list and bet the sum of the first and last numbers (if there is only one number,
bet that amount). Continue until your list becomes empty. You will see
that, if this happens, you will always win the sum 1 + 2 + 3 + 4 = 10, of the
original list. The below program simulates this system. Execute the
program, and see if you always win!
x86-64 TUTORIAL: CONDITIONAL OPERATIONS WITHOUT BRANCHING
The regular JMP and conditional Jcc jump instructions change the course of
working code, the latter based on the runtime status of certain bits in the RFLAGS register. The x86 and x86-64 processors implement pipelining of
instructions where they prefetch a certain number of instructions and evaluate
them before time. The number of instructions prefetched is dependent on the
prefetch input queue (PIQ).
Logical shifts are operations in which the bits of a register or memory location
are moved to the right or left by a certain number or a value in the CL
register. They are also a very quick way to multiply or divide by 2 or powers of
2 as it involves just a shift of bits. There are 4 shift bit instructions, 4
rotate bit instructions and 2 double precision shift bit instructions for
general purpose registers.
Below is a code snippet that prints a list of prime numbers, one on each line,
based on a limit entered by the user. It uses both while loops and conditional
branch if - else statements. We shall convert this to an assembly program to

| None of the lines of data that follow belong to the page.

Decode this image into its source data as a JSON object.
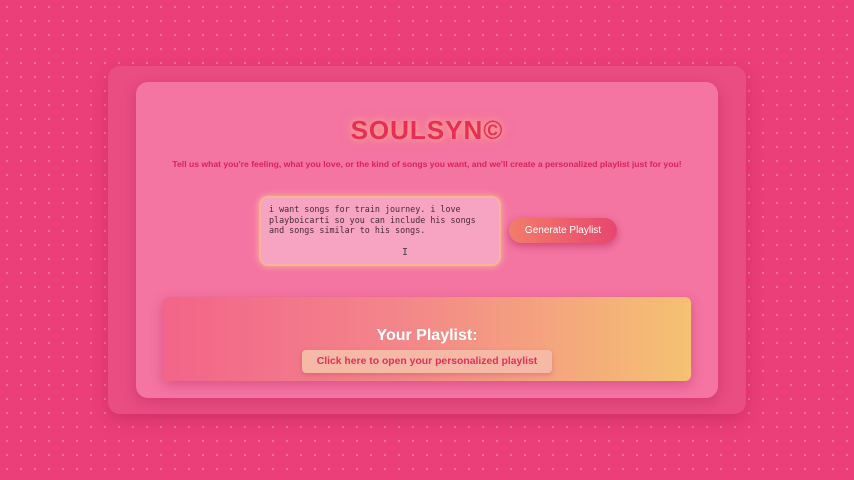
{
  "header": {
    "title": "SOULSYN©",
    "subtitle": "Tell us what you're feeling, what you love, or the kind of songs you want, and we'll create a personalized playlist just for you!"
  },
  "form": {
    "input_value": "i want songs for train journey. i love playboicarti so you can include his songs and songs similar to his songs.",
    "generate_label": "Generate Playlist"
  },
  "playlist": {
    "title": "Your Playlist:",
    "link_label": "Click here to open your personalized playlist"
  },
  "colors": {
    "background": "#ec3f7a",
    "card": "#f474a2",
    "accent": "#e62d5c"
  }
}
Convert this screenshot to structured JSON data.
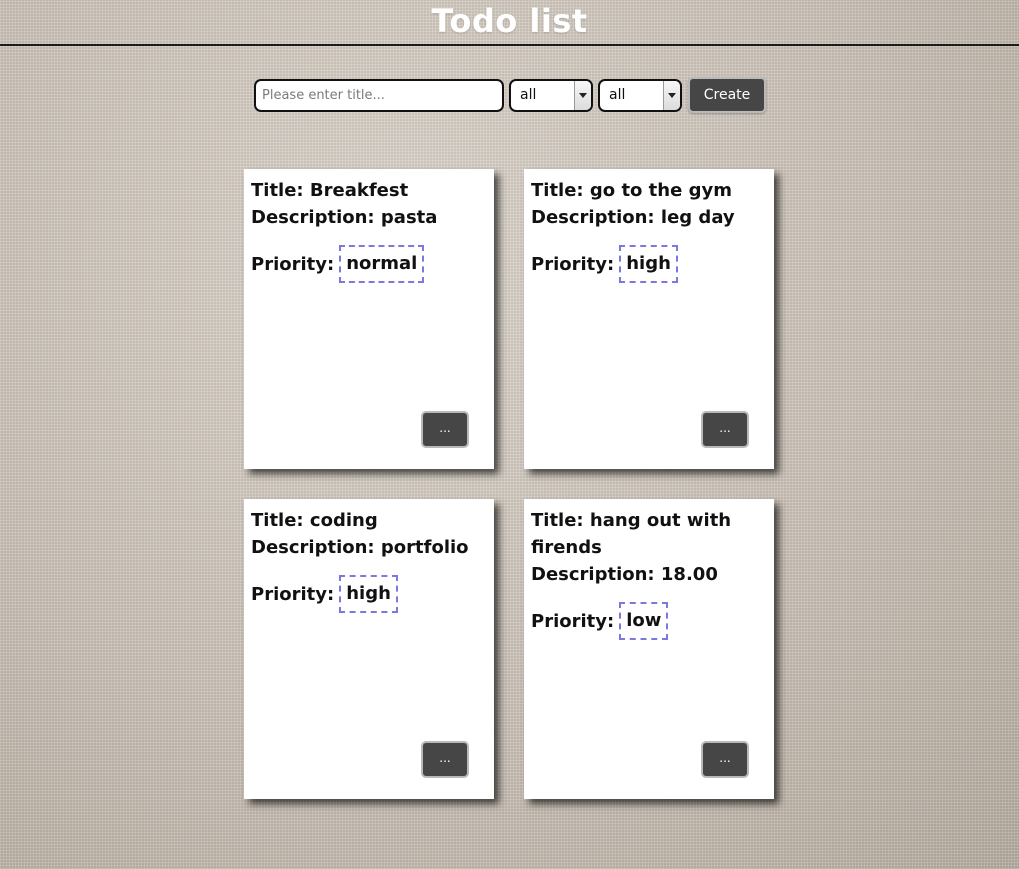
{
  "header": {
    "title": "Todo list"
  },
  "controls": {
    "title_input": {
      "value": "",
      "placeholder": "Please enter title..."
    },
    "filter_1": {
      "selected": "all"
    },
    "filter_2": {
      "selected": "all"
    },
    "create_label": "Create"
  },
  "todos": [
    {
      "title_label": "Title:",
      "title": "Breakfest",
      "description_label": "Description:",
      "description": "pasta",
      "priority_label": "Priority:",
      "priority": "normal",
      "menu_label": "..."
    },
    {
      "title_label": "Title:",
      "title": "go to the gym",
      "description_label": "Description:",
      "description": "leg day",
      "priority_label": "Priority:",
      "priority": "high",
      "menu_label": "..."
    },
    {
      "title_label": "Title:",
      "title": "coding",
      "description_label": "Description:",
      "description": "portfolio",
      "priority_label": "Priority:",
      "priority": "high",
      "menu_label": "..."
    },
    {
      "title_label": "Title:",
      "title": "hang out with firends",
      "description_label": "Description:",
      "description": "18.00",
      "priority_label": "Priority:",
      "priority": "low",
      "menu_label": "..."
    }
  ],
  "colors": {
    "background": "#cdc5bb",
    "card": "#ffffff",
    "button": "#464646",
    "priority_border": "#7b78e0"
  }
}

demonstrate implementation of these control flow structures in x86-64 assembly.
In the Hello World sample
program we had used the instructions REPNZ and SCASB to calculate the length of the string being printed at runtime. In this program
we use NASM’sequ directive to calculate the length during assembly time as

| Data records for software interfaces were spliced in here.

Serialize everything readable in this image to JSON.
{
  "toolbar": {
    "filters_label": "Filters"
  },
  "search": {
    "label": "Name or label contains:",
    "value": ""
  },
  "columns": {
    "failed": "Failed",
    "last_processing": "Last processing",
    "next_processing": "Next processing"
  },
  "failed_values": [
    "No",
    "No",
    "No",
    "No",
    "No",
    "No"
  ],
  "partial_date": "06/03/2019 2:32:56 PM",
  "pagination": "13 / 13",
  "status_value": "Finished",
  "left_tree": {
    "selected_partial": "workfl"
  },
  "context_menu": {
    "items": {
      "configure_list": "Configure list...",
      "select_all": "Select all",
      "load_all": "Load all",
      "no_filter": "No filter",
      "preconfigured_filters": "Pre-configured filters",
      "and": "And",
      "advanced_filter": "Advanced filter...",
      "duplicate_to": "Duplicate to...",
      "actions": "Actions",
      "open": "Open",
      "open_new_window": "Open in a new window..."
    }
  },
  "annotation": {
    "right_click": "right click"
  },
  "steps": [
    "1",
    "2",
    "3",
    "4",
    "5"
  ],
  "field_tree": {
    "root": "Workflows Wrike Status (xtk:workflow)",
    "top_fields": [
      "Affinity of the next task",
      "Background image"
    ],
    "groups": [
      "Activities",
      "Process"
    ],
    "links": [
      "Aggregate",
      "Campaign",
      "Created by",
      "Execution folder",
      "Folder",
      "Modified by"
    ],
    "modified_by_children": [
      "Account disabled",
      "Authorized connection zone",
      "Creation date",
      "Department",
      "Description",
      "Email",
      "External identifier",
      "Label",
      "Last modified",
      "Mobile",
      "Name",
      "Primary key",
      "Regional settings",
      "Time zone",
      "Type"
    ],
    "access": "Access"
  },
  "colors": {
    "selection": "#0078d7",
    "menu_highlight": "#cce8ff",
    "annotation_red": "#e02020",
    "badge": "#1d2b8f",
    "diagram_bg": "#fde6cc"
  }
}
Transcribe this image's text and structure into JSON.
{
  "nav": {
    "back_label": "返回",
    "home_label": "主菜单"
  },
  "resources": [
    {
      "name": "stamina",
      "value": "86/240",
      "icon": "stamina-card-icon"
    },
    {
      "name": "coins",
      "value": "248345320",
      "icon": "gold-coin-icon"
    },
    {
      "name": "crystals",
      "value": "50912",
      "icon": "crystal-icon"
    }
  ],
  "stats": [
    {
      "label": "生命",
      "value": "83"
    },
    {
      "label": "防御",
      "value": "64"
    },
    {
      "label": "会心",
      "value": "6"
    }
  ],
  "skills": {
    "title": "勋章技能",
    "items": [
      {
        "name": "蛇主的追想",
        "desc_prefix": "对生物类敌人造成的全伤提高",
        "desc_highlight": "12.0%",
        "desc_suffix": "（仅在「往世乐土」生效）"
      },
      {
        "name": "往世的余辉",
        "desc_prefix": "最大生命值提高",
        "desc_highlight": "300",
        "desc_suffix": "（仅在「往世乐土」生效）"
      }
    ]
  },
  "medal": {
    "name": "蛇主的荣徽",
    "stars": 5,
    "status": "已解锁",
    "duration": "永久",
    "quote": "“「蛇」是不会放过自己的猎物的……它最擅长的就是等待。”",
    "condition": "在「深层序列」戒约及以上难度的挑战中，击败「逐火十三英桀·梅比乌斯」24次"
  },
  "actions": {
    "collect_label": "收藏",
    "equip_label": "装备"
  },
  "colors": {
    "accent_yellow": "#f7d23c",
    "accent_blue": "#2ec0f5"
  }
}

opposed to at runtime. The variable promptlen gives an example.
Here are some print functions for strings, integers and newline characters.

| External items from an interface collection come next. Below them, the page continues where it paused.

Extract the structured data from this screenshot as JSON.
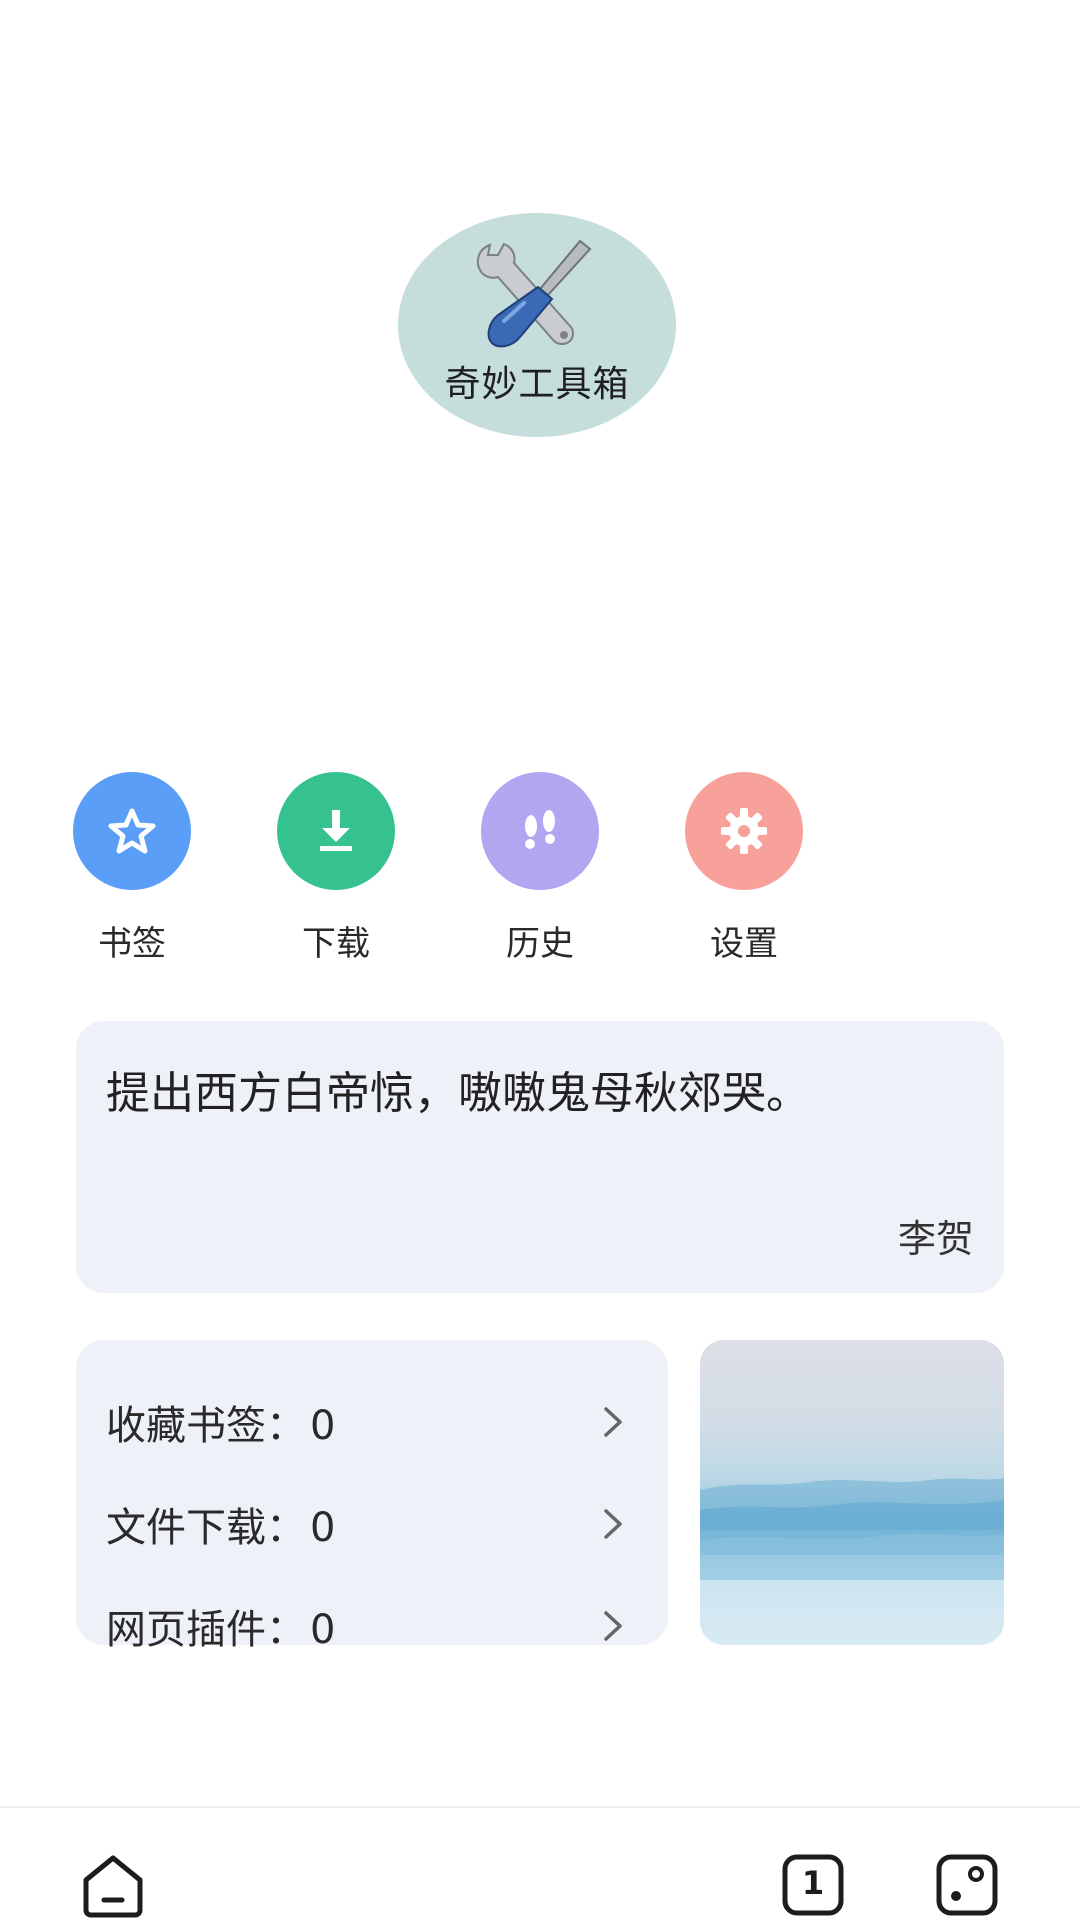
{
  "logo": {
    "title": "奇妙工具箱"
  },
  "quick_actions": [
    {
      "label": "书签",
      "icon": "star-icon",
      "color": "#5b9ef7"
    },
    {
      "label": "下载",
      "icon": "download-icon",
      "color": "#35c28f"
    },
    {
      "label": "历史",
      "icon": "footprints-icon",
      "color": "#b2a6f1"
    },
    {
      "label": "设置",
      "icon": "gear-icon",
      "color": "#f8a09a"
    }
  ],
  "quote": {
    "text": "提出西方白帝惊，嗷嗷鬼母秋郊哭。",
    "author": "李贺"
  },
  "stats": [
    {
      "label": "收藏书签：",
      "value": "0"
    },
    {
      "label": "文件下载：",
      "value": "0"
    },
    {
      "label": "网页插件：",
      "value": "0"
    }
  ],
  "bottom_nav": {
    "home_icon": "home-icon",
    "tab_count": "1",
    "dice_icon": "dice-icon"
  }
}
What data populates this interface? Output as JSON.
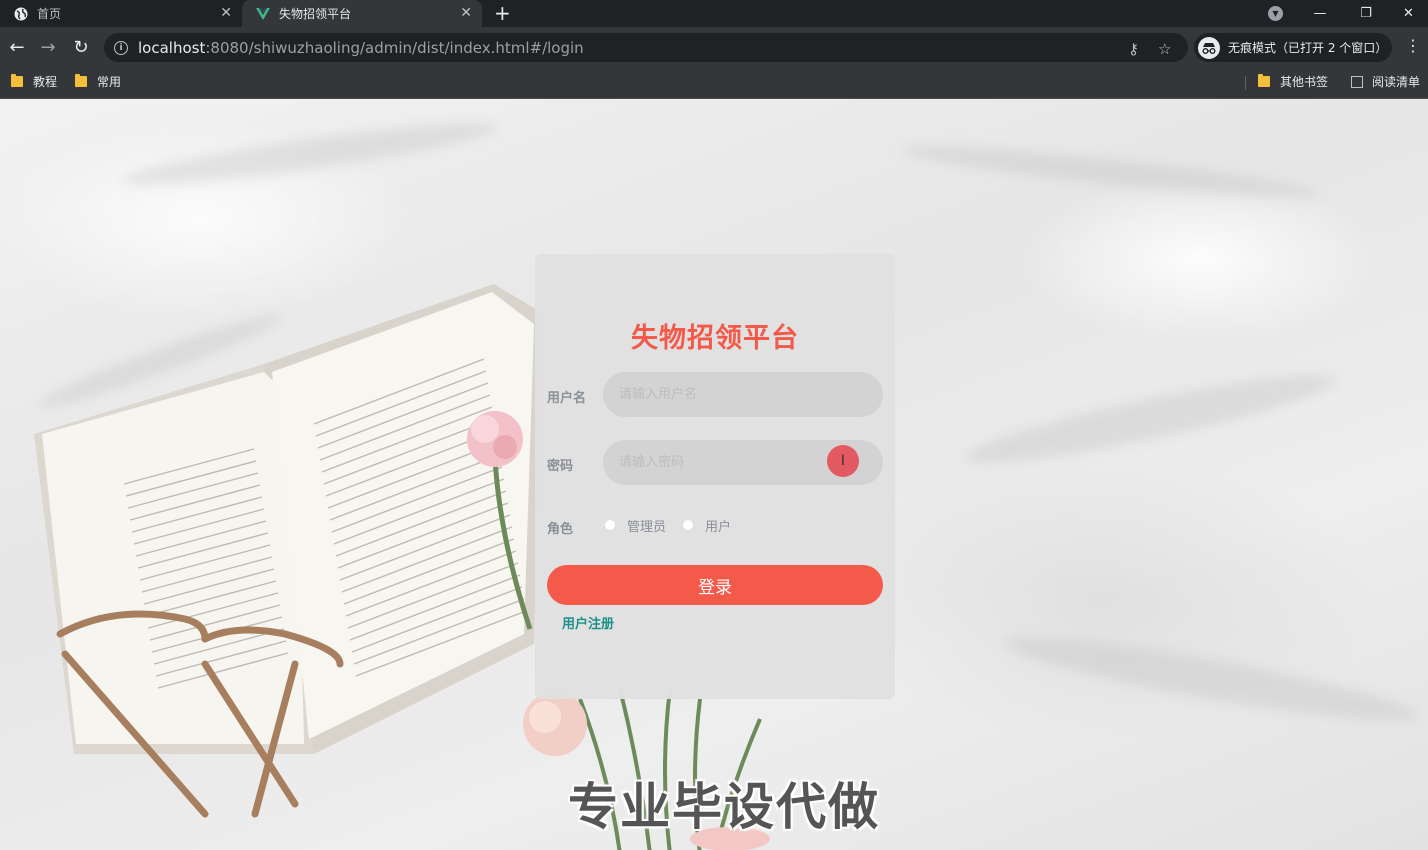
{
  "tabs": [
    {
      "title": "首页",
      "active": false
    },
    {
      "title": "失物招领平台",
      "active": true
    }
  ],
  "address": {
    "host": "localhost",
    "path": ":8080/shiwuzhaoling/admin/dist/index.html#/login"
  },
  "incognito": {
    "label": "无痕模式（已打开 2 个窗口）"
  },
  "bookmarks": {
    "left": [
      "教程",
      "常用"
    ],
    "other": "其他书签",
    "reading_list": "阅读清单"
  },
  "login": {
    "title": "失物招领平台",
    "username": {
      "label": "用户名",
      "placeholder": "请输入用户名"
    },
    "password": {
      "label": "密码",
      "placeholder": "请输入密码"
    },
    "role": {
      "label": "角色",
      "options": [
        "管理员",
        "用户"
      ],
      "selected": null
    },
    "submit_label": "登录",
    "register_link": "用户注册"
  },
  "watermark": "专业毕设代做",
  "colors": {
    "accent": "#f35a4a",
    "link": "#1f8f8a",
    "chrome_dark": "#202124",
    "chrome_mid": "#35363a"
  }
}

There is also a function for reading an integer. All the code is in
The macros prologue and epilogue, are used to save space and avoid repetitiveness.
NOTE: Remember that the registers RBP, RBX and R12-R15 need to be saved across function calls.
Below is a program that prints "Hello World!" on screen followed by a newline
character. In the data section we first store the string "Hello World!",
followed by the newline character which has an ASCII value of 10 and the NULL
character or the value 0. The NULL character is used here because of the way we calculate the
string length. There are other ways to calculate the string length as well, by
using NASM’s directives like equ, but we shall use that in another sample program.
The x86 and x86-64 instruction sets have an instruction called CPUID that tells the program who made the CPU and what features it may have.
We try to get that info using x86-64 assembly in this tutorial.
System calls are made using the syscall instruction on an x86-64 version of GNU/Linux as opposed to using int 0x80 on an x86 version of GNU/Linux.
All programs are in long mode. Depending on the type of GNU/Linux system you use, the list of system calls can be found in /usr/include/asm/unistd_64.h for Debian-based systems or in /usr/include/asm-x86_64/unistd.h for Slackware, etc.
In 2006, there was only YASM that supported both the 32-bit x86 and the 64-bit x86-64 or amd64 instruction set. NASM only supported the 32-bit x86 instruction set. Today, in 2020, NASM also suppports the 64-bit x86-64 instruction set. Both YASM and NASM are
under active development, with YASM being fully cross-platform and working with Visual Studio 2019 as of this update in August 2020. Wherever possible, we have made sure that the programs run under both YASM and NASM.
ABI is an abbreviation for Application Binary Interface. Every processor’s instruction set has an ABI. This allows the developer to write code in the correct format that the processor is designed to accept. The x86-64 ABI document can be found at the following links: